> **Exercise requirements**
Your result should be every line of the records below that contains the word "magnitude".

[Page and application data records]

###

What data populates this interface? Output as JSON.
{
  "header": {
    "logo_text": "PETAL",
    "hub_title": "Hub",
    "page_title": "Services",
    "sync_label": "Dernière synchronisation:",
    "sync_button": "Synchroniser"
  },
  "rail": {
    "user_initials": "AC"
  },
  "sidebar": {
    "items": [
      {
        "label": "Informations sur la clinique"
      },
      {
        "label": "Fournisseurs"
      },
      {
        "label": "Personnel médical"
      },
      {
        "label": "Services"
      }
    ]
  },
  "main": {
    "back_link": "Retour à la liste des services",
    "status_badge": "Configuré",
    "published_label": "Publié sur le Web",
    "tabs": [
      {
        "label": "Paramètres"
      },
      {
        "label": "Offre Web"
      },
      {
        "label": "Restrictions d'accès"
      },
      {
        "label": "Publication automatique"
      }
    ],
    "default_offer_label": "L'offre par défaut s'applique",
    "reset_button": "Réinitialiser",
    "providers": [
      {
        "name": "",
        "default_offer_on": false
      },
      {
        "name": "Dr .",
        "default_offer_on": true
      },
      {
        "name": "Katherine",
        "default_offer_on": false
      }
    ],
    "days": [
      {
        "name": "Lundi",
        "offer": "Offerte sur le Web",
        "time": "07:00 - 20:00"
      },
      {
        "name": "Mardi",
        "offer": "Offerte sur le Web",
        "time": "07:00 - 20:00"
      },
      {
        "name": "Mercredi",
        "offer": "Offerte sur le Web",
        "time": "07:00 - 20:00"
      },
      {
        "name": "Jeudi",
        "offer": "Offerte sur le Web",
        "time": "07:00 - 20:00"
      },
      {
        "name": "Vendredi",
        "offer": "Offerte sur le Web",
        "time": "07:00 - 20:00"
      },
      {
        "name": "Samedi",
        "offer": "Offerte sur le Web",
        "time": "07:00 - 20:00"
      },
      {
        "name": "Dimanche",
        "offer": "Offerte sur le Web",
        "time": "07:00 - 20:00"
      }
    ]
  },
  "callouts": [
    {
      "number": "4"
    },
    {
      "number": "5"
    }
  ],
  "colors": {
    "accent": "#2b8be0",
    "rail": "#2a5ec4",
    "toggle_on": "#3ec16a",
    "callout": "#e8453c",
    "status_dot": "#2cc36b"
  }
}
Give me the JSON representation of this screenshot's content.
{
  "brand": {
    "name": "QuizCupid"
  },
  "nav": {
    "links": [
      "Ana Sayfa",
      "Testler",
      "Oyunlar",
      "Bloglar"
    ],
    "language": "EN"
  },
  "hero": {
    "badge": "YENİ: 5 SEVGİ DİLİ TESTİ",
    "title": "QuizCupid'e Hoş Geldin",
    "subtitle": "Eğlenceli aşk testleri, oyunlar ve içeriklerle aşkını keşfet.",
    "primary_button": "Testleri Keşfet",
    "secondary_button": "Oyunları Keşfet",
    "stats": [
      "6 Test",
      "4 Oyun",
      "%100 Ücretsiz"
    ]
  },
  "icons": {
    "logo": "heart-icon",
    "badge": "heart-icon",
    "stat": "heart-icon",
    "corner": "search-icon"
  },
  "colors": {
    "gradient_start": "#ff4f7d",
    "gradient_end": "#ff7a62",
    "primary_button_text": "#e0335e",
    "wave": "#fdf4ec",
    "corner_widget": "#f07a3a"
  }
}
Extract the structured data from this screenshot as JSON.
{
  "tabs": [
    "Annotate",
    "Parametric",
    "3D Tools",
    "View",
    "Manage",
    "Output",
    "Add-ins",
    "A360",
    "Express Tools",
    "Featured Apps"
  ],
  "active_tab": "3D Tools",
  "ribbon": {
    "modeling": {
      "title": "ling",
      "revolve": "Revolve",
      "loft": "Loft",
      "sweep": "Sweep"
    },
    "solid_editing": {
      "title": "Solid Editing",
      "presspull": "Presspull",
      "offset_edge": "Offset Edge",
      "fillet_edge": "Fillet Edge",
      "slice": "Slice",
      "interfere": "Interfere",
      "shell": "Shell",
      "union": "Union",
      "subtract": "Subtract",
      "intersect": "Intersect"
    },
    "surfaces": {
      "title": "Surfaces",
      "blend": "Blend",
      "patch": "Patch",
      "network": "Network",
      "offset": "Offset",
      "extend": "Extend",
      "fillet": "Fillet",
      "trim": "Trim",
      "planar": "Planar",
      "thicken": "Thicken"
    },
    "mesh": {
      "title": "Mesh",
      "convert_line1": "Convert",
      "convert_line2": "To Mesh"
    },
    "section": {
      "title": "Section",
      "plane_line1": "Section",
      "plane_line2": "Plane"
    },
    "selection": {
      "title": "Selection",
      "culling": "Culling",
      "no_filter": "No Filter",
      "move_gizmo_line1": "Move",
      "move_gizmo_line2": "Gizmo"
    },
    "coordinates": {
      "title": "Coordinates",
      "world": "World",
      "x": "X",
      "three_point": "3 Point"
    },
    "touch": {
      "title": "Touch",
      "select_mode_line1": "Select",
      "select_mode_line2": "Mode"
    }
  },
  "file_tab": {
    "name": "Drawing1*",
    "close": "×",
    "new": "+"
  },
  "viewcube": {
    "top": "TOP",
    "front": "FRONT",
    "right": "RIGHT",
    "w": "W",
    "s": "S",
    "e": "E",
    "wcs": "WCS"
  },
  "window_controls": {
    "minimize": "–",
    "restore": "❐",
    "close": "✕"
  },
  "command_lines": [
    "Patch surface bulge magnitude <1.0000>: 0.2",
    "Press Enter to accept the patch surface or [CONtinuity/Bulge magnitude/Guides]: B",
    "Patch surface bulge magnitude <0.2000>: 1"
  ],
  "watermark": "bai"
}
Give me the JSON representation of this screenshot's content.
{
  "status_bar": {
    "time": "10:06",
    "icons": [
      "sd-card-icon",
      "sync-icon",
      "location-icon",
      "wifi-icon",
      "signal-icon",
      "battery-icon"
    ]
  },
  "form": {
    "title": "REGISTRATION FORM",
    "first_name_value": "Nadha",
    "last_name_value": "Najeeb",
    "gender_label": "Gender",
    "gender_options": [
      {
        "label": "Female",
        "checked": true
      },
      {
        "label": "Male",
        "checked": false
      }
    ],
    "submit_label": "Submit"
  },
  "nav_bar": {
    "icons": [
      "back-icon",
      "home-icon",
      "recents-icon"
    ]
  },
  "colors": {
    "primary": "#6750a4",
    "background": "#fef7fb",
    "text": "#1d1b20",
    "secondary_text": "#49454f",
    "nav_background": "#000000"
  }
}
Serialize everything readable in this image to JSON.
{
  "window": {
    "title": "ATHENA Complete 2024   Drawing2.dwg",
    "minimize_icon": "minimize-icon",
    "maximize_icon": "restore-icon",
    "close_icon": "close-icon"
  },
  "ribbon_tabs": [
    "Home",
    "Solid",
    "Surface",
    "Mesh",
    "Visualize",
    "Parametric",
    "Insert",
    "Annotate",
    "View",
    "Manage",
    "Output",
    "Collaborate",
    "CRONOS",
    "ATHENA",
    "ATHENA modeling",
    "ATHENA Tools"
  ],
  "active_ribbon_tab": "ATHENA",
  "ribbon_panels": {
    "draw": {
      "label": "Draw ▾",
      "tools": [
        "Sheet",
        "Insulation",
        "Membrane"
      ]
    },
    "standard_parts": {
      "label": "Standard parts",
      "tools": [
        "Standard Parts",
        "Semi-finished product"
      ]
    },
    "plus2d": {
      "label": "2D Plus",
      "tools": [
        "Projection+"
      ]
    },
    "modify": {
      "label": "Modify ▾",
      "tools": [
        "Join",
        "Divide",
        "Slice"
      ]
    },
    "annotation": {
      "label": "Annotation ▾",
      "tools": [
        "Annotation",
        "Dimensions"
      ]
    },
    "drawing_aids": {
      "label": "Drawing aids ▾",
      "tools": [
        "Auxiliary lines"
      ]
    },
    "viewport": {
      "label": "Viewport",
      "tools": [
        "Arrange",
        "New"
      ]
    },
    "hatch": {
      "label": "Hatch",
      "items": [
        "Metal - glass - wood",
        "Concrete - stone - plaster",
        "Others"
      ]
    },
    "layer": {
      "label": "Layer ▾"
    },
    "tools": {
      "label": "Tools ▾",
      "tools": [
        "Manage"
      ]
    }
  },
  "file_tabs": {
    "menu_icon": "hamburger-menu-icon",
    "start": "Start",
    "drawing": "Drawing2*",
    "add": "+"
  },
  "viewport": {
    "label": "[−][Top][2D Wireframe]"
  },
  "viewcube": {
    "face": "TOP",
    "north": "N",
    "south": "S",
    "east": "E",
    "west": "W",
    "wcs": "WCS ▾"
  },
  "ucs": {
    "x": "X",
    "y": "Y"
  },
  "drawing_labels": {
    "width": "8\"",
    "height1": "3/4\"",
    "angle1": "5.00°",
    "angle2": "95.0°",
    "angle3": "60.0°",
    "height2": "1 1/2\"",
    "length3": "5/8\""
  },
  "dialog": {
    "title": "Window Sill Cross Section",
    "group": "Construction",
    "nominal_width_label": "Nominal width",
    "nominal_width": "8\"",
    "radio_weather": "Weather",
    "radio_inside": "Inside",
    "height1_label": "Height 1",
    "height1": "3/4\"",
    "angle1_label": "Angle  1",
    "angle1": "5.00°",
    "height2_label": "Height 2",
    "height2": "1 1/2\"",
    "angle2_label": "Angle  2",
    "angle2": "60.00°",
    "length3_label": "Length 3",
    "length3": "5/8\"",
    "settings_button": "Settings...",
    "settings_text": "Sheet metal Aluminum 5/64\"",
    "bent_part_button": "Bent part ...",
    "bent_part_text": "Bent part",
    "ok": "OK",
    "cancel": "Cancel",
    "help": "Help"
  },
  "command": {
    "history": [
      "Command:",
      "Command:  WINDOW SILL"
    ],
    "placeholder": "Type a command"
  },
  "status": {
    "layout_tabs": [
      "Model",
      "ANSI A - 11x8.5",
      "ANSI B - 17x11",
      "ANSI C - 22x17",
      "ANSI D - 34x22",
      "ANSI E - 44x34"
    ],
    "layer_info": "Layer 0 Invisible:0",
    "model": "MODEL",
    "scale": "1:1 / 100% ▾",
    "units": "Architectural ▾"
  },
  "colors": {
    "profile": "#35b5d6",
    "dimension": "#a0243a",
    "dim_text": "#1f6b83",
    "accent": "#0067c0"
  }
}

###

> **Exercise answer**
    "Patch surface bulge magnitude <1.0000>: 0.2",
    "Press Enter to accept the patch surface or [CONtinuity/Bulge magnitude/Guides]: B",
    "Patch surface bulge magnitude <0.2000>: 1"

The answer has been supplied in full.